I was initially assigned to work on the Committee’s inquiry into Blacklisting in Employment. Later, as the stage of the inquiry that I was responsible for drew to a close, I worked on two further inquiries: the Impact of the Bedroom Tax in Scotland, and the Referendum on Separation for Scotland (Pensions and Benefits). I contributed to a full range of Committee work across these three inquiries, from identifying appropriate witnesses and arranging evidence sessions, through researching and writing briefing notes for Committee Members, and finally analysing the evidence obtained and drafting Committee reports. The SAC often prefers to publish short interim reports on some inquiries, and this worked well with the structure of the internship: I was able to take responsibility for discreet sections of on-going inquiries and complete these during the short time available. The Committee has now published two reports that I was responsible for working on, on Blacklisting and the Bedroom Tax.

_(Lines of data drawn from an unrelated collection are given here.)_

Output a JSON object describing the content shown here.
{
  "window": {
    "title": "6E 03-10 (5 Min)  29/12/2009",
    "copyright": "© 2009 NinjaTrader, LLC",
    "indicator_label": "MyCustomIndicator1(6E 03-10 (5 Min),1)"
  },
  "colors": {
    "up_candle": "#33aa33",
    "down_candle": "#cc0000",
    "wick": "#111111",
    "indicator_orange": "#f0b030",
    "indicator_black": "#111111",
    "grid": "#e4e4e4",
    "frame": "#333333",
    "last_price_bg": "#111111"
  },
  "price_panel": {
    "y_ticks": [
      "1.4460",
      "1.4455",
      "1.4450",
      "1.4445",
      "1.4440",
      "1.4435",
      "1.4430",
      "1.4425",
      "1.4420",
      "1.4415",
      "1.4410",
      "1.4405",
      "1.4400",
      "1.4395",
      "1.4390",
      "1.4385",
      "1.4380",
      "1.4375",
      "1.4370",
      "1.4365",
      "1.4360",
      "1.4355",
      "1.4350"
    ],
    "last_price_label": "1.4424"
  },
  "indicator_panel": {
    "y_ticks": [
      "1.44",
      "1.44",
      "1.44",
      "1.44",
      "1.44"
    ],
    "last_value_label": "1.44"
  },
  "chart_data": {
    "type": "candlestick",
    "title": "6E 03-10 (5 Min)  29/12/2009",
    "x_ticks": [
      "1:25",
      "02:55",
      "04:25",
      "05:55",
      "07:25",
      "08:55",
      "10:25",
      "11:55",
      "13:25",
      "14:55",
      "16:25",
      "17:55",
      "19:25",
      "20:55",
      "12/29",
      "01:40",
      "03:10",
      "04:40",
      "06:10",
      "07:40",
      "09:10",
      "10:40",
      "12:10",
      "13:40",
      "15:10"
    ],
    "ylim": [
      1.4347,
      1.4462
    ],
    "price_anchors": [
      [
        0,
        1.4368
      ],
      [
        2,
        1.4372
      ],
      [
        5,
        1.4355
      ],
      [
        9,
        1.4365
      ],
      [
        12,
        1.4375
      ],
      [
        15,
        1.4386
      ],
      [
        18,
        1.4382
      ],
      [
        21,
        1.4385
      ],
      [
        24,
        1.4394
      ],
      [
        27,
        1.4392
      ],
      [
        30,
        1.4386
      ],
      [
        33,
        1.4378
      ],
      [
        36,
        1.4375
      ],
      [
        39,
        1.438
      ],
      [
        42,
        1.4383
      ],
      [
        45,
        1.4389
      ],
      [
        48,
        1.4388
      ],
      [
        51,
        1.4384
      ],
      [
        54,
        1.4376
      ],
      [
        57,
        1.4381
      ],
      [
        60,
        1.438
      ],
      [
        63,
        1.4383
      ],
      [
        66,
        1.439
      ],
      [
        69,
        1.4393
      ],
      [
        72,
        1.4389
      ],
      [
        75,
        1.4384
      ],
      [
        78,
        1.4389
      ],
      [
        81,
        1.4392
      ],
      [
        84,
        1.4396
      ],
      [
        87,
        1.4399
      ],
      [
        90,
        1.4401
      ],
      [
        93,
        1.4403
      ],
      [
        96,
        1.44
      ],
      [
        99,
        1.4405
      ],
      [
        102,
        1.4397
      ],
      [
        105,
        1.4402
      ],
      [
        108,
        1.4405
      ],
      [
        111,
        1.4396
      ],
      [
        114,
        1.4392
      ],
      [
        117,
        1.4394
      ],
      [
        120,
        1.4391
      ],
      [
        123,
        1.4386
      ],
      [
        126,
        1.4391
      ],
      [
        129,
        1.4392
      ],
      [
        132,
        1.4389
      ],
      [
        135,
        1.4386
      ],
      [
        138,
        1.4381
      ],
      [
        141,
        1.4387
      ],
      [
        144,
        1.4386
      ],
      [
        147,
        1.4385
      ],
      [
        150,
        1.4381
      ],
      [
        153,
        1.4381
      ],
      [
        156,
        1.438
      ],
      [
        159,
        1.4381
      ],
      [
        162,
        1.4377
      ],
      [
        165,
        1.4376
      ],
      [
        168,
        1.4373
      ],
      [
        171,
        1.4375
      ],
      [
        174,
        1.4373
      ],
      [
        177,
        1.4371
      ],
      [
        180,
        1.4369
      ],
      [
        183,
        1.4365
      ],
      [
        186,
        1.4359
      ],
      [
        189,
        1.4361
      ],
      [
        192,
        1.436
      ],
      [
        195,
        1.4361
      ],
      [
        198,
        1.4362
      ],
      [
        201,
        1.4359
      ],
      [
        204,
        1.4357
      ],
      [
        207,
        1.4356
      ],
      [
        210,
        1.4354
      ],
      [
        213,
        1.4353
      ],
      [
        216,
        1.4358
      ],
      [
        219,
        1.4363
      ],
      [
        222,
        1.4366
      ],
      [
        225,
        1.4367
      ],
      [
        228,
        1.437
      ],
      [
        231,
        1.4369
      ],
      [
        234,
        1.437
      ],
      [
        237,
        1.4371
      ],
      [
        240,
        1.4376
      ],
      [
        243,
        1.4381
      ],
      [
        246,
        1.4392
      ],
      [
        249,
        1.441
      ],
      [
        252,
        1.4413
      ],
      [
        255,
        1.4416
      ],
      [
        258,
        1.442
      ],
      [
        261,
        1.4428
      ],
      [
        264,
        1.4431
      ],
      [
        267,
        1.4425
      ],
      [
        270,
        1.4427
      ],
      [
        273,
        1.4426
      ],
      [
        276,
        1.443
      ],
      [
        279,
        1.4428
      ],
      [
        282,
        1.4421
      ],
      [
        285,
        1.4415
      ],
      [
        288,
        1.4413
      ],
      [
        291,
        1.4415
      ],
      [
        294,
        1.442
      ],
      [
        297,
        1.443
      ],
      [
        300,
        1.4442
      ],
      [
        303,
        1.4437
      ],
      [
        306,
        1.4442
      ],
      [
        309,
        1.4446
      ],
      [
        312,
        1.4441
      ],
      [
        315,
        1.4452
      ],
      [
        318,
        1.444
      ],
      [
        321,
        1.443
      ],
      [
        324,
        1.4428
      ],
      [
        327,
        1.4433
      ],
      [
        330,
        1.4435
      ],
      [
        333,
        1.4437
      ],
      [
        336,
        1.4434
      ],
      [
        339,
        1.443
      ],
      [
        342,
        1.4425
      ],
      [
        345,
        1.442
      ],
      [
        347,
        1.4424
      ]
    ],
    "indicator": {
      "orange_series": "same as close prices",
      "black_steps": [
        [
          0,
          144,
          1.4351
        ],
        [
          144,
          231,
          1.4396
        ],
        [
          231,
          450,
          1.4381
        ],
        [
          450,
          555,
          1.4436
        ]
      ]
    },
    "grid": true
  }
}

In addition to working with the Committee, I attended a number of other activities in order to get a feel for how parliament works. I considered myself to have a good understanding of the British parliamentary system before I started my placement, but was still surprised by the range of work that goes on behind the scenes! A lot of these activities were guided by my own interests – such as attending debates and the meetings of other committees – and I appreciated the opportunity to pursue these during the early weeks of my placement. I was also really pleased that the Committee Clerks managed to obtain a ticket for me to attend Prime Minister’s Questions, as this was something that I had been keen to do for some time.

My experience working for the Committee was hugely valuable. I was able to apply the skills and knowledge that I have been developing through my PhD, while also gaining a fresh perspective on my own research. Equally important, my placement was really enjoyable and has contributed to broadening my ideas on the sort of work that I might like to do once my PhD is finished. I cannot recommend the programme enough, and wouldn’t hesitate to encourage others to apply in future.


Image: Maurice